*** DATA Section Begins ***
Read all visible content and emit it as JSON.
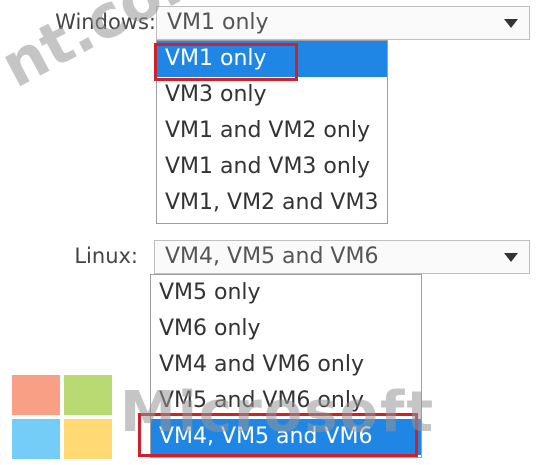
{
  "windows": {
    "label": "Windows:",
    "selected_value": "VM1 only",
    "options": [
      "VM1 only",
      "VM3 only",
      "VM1 and VM2 only",
      "VM1 and VM3 only",
      "VM1, VM2 and VM3"
    ],
    "highlighted_option": "VM1 only"
  },
  "linux": {
    "label": "Linux:",
    "selected_value": "VM4, VM5 and VM6",
    "options": [
      "VM5 only",
      "VM6 only",
      "VM4 and VM6 only",
      "VM5 and VM6 only",
      "VM4, VM5 and VM6"
    ],
    "highlighted_option": "VM4, VM5 and VM6"
  },
  "watermark": {
    "top_text": "nt.com",
    "bottom_text": "Microsoft"
  },
  "colors": {
    "selection": "#1f86e6",
    "answer_box": "#d0202a",
    "logo": [
      "#f25022",
      "#7fba00",
      "#00a4ef",
      "#ffb900"
    ]
  },
  "icons": {
    "dropdown_arrow": "triangle-down-icon",
    "logo": "microsoft-logo-icon"
  }
}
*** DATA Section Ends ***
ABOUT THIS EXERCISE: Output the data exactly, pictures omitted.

YOUR SOLUTION:
Read all visible content and emit it as JSON.
{
  "windows": {
    "label": "Windows:",
    "selected_value": "VM1 only",
    "options": [
      "VM1 only",
      "VM3 only",
      "VM1 and VM2 only",
      "VM1 and VM3 only",
      "VM1, VM2 and VM3"
    ],
    "highlighted_option": "VM1 only"
  },
  "linux": {
    "label": "Linux:",
    "selected_value": "VM4, VM5 and VM6",
    "options": [
      "VM5 only",
      "VM6 only",
      "VM4 and VM6 only",
      "VM5 and VM6 only",
      "VM4, VM5 and VM6"
    ],
    "highlighted_option": "VM4, VM5 and VM6"
  },
  "watermark": {
    "top_text": "nt.com",
    "bottom_text": "Microsoft"
  },
  "colors": {
    "selection": "#1f86e6",
    "answer_box": "#d0202a",
    "logo": [
      "#f25022",
      "#7fba00",
      "#00a4ef",
      "#ffb900"
    ]
  },
  "icons": {
    "dropdown_arrow": "triangle-down-icon",
    "logo": "microsoft-logo-icon"
  }
}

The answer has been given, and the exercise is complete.